A women dries maize grain after shelling. Photo: CIMMYT/ Wasim Iftikar
Unforeseen market effects, particularly rising land values and falling maize prices, have blocked the headway of women’s groups in eastern India who had begun profiting from maize farming on fallow land.
Leveraging the region’s favorable rainfall and soils and leasing fallow land from mostly male landholders, women’s groups had been growing improved maize, including hybrids, in Badbil Village, Mayurbhanj District, on the north-central plateau of Odisha State, a populous area on India’s East Coast.

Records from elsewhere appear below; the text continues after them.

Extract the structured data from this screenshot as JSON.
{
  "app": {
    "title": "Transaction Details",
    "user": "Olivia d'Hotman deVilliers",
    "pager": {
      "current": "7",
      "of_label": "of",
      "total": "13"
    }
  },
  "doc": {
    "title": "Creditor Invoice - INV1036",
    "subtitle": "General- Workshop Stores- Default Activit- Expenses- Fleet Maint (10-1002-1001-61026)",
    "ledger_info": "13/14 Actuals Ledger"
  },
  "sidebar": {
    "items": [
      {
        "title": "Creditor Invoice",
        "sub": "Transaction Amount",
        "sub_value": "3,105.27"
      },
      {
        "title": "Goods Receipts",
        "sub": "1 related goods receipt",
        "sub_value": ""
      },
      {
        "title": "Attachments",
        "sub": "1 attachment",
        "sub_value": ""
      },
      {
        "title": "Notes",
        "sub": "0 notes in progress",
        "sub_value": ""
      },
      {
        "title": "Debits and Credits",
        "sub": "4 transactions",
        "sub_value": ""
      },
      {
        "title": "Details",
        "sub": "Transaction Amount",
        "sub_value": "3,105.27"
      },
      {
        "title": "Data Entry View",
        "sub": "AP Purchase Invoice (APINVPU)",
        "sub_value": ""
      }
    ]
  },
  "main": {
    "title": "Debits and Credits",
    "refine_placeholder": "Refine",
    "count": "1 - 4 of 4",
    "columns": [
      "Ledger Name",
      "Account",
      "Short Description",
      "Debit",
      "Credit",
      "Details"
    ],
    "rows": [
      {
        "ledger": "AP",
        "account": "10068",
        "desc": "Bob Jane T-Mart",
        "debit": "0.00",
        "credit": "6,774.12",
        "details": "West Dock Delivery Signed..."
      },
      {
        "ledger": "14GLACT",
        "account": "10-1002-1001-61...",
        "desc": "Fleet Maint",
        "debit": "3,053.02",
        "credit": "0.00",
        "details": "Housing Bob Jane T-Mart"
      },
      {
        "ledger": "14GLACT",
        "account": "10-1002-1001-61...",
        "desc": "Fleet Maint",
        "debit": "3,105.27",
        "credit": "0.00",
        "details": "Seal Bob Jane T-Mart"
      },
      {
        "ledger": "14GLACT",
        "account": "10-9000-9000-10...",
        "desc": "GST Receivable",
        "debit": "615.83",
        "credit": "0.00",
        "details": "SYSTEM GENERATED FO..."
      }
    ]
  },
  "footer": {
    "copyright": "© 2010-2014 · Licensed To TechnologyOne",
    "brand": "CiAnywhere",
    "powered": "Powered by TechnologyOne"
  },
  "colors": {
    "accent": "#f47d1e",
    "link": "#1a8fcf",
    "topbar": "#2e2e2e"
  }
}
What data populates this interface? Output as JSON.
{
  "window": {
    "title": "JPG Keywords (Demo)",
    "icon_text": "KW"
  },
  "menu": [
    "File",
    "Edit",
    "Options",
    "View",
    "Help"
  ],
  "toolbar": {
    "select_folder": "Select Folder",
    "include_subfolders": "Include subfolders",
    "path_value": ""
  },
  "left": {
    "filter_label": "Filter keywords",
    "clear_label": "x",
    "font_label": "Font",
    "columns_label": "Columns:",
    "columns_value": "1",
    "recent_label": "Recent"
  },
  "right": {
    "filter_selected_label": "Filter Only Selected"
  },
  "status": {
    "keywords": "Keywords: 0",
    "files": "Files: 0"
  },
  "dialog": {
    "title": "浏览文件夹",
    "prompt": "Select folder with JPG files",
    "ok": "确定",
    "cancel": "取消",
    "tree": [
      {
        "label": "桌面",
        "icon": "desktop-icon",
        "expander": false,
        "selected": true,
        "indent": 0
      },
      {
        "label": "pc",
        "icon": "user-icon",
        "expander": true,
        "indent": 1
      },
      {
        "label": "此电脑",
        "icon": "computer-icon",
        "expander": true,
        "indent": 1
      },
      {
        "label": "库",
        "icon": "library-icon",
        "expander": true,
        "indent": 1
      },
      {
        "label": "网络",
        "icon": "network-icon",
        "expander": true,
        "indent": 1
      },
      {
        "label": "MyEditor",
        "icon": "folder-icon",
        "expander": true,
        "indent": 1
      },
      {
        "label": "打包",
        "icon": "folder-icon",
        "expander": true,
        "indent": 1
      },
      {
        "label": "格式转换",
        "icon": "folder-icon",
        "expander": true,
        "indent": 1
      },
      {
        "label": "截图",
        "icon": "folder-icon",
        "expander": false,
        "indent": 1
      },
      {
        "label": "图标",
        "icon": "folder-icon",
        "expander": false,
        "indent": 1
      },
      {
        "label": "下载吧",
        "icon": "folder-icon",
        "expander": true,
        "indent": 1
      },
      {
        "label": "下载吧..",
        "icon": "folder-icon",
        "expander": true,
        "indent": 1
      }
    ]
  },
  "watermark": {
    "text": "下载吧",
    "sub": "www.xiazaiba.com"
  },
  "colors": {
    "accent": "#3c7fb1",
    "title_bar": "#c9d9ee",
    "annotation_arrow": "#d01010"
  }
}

In conjunction with the Odisha State Department of Agriculture in 2016, the Cereal Systems Initiative for South Asia (CSISA), led by the International Maize and Wheat Improvement Center (CIMMYT), provided technical training on improved maize production practices including mechanized line sowing using a seed drill, the safe application of pre-emergence herbicides, weed control using a power weeder, precision fertilizer management, and the marketing of dry grain.
Across Mayurbhanj, CSISA supported the cultivation of more than 1,800 hectares of hybrid maize. The women’s groups in Badbil grew more than 32 hectares and obtained an average yield of 5.6 tons per hectare. CSISA facilitated the purchase by poultry feed mills from neighboring districts of around 100 tons of dry grain at $240 per ton, generating net gains of from $700 to $783 per hectare. The farmers also harvested surplus green cobs for family consumption.
Women farmers ready to bag up maize grain for storage. Photo: CIMMYT/ Wasim Iftikar
The success of maize cultivation in Badbil received attention in leading Odia-language newspapers, became a regional example for turning fallows into cash, and even featured in a report of the CGIAR Research Program on Maize.
But seeing that maize cultivation could yield profits, landowners declined to lease their fields in 2017. Fewer women farmers were able to grow maize and difficulties in sustaining linkages with millers due to the low output led many of the women to sell their crop as green cob at a lower price.
Worse yet, maize market prices plunged in Odisha in 2017. Farmers in Nuapada and Bolangir districts ended up selling at $167 per ton, against a declared minimum support price of $226 and as compared to $190 in 2016, demonstrating farmers’ vulnerability to price volatility.
Women farmers in Badbil wish to continue growing maize, despite the obstacles, and are encouraging male farmers to produce hybrid maize to keep supplying millers and thus maintain that market connection.
Anita Lohar, a progressive woman farmer, said, “The introduction of mechanization has helped the self-help groups to come forward to adopt maize and earn money from fallow land. We had one acre of maize in 2014 and now we cultivate maize on more than 80 acres. Maize farming has changed a lot from traditional practices, which were time consuming, labor intensive and less profitable, and now has asserted women’s fundamental role in agriculture.”
CSISA is working with the Odisha State Department of Agriculture and Farmers’ Empowerment, the Bill & Melinda Gates Foundation, and the National Commodity & Derivatives Exchange Limited to convene a maize marketing forum. On the agenda are improved infrastructure and aggregation and connectivity with nearby markets, such as poultry mills. CSISA also believes that better coordination among agencies involved in production, post-harvest management, storage, warehousing, and e-trading can unlock the potential for maize to generate significant incomes for smallholders, especially women, in the Odisha plateau.
Women are adopting mechanization and using seed drills. Photo: CIMMYT/ Wasim Iftikar